Is a tourbillon even necessary anymore? With the advent of quartz movements in the 1960s, wristwatches became more accurate than ever before, and today, models are available from a number of manufacturers that can synchronize themselves with government-operated atomic clocks around the world. This allows the timepieces to be far more accurate than a watch with a mechanical movement could ever be, so why would anyone bother to make tourbillon watches? The short answer is, “Because they can.” There’s more to a high end wristwatch than timekeeping, and many models incorporate a lot of features that really aren’t that useful, and that’s particularly true of models known as “super complications.” Part of the art of watchmaking and part of the appeal to collectors is the ability of the maker to incorporate lots of highly complex features into their timepiece. No one really needs a wristwatch that can display the phases of the moon, yet many models offered for sale in the twenty-first century feature those, and others offer equally useless but fascinating features such as displaying the date of Easter, offering a celestial chart, or displaying sidereal time. These features aren’t included because the makers think they might be of use to the buyer; they’re included because including them makes the watch all the more complex, and watch collectors love overly complex mechanisms.

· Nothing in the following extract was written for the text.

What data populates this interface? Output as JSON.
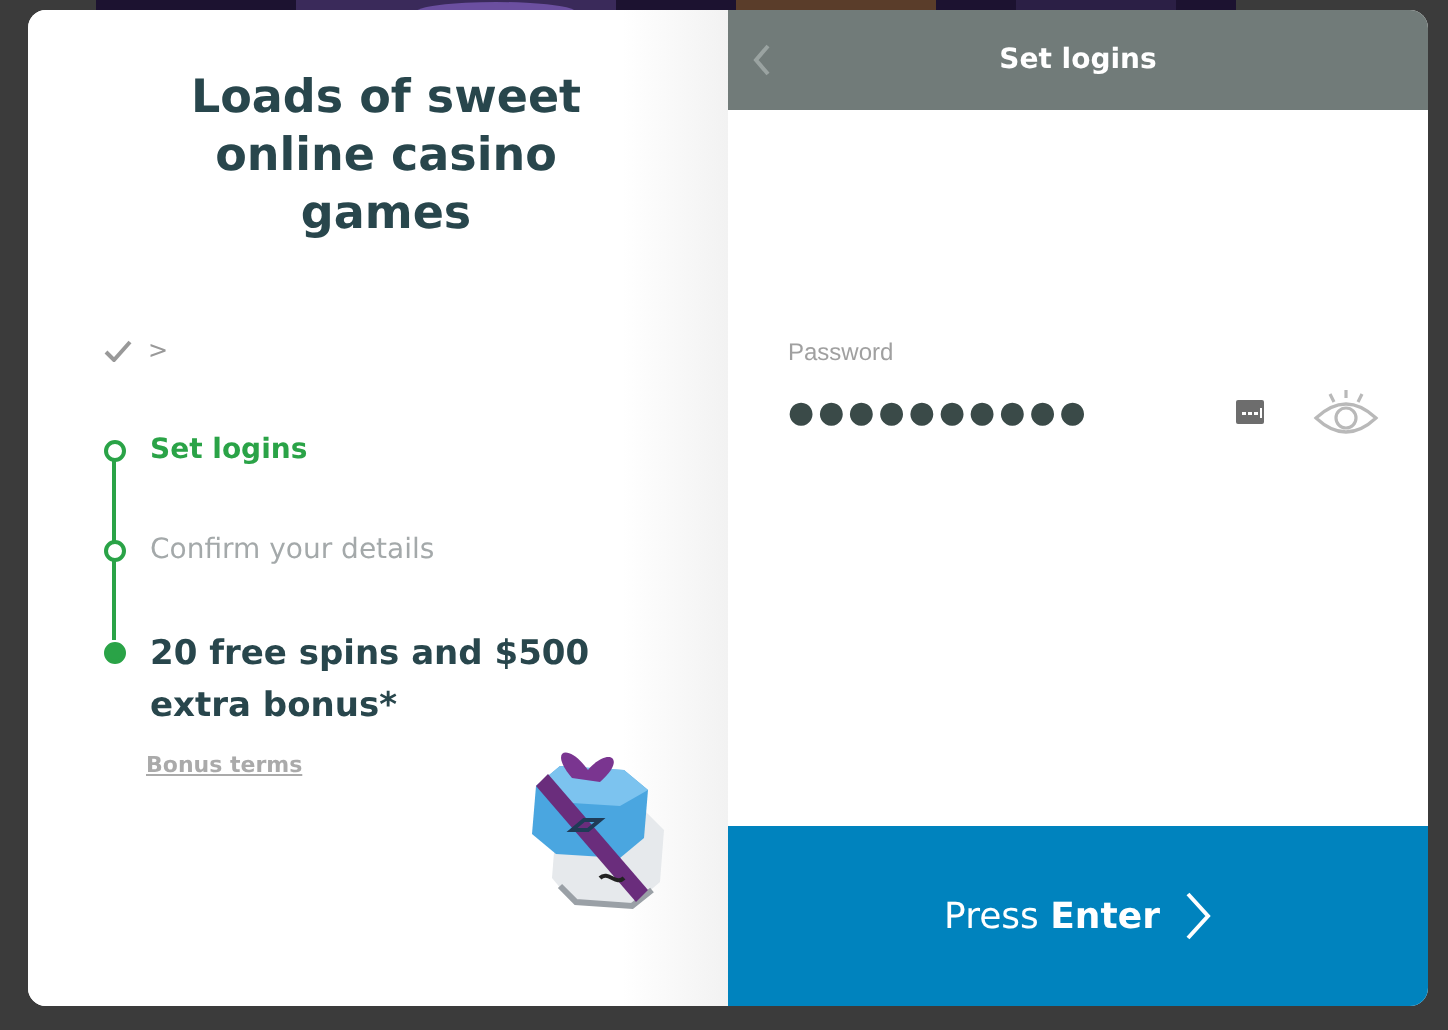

The problem with tourbillon watches for consumers is that they are complex, they are necessarily included only in watches with mechanical movements, and they are therefore going to be both expensive and limited in production out of necessity. No company is likely to be able to sell thousands of such timepieces annually, and as a result, they remain niche products, often produced in super-limited quantities, if only to remind the public that the company is capable of producing such a timepiece. That’s why Omega regularly produces a watch containing a tourbillon, yet makes so few of them that they’re practically nonexistent. You can see them on their Website, but you’re unlikely to find one for sale and your even less likely to be able to afford to buy one, provided that you can find one.
Companies such as Patek Philippe do produce a number of models that contain a tourbillon, but everything that company makes is limited in production and all of their watches are very expensive. Other companies, such as Cartier, Zenith, IWC and Hublot, only produce one or two models, using them much as Omega does, simply to remind us that they’re capable of producing such a complex device.
The market for tourbillon watches has been upended a bit in recent years, as a few Chinese movements have been produced that contain them, and these have been offered for sale at much lower price points. While watches containing a tourbillon have traditionally sold for upwards of $20,000 and for even as much as $500,000, we have seen models with these Chinese movements for sale for less than $2000. If you buy one, you’ll be getting the real deal, though you’ll likely be buying a brand name with which you’re not overly familiar and you certainly won’t be wearing anything that carries the weight that comes with wearing a Cartier or Patek Philippe on your wrist. Still, even in the twenty-first century, the tourbillon remains a marvel of engineering.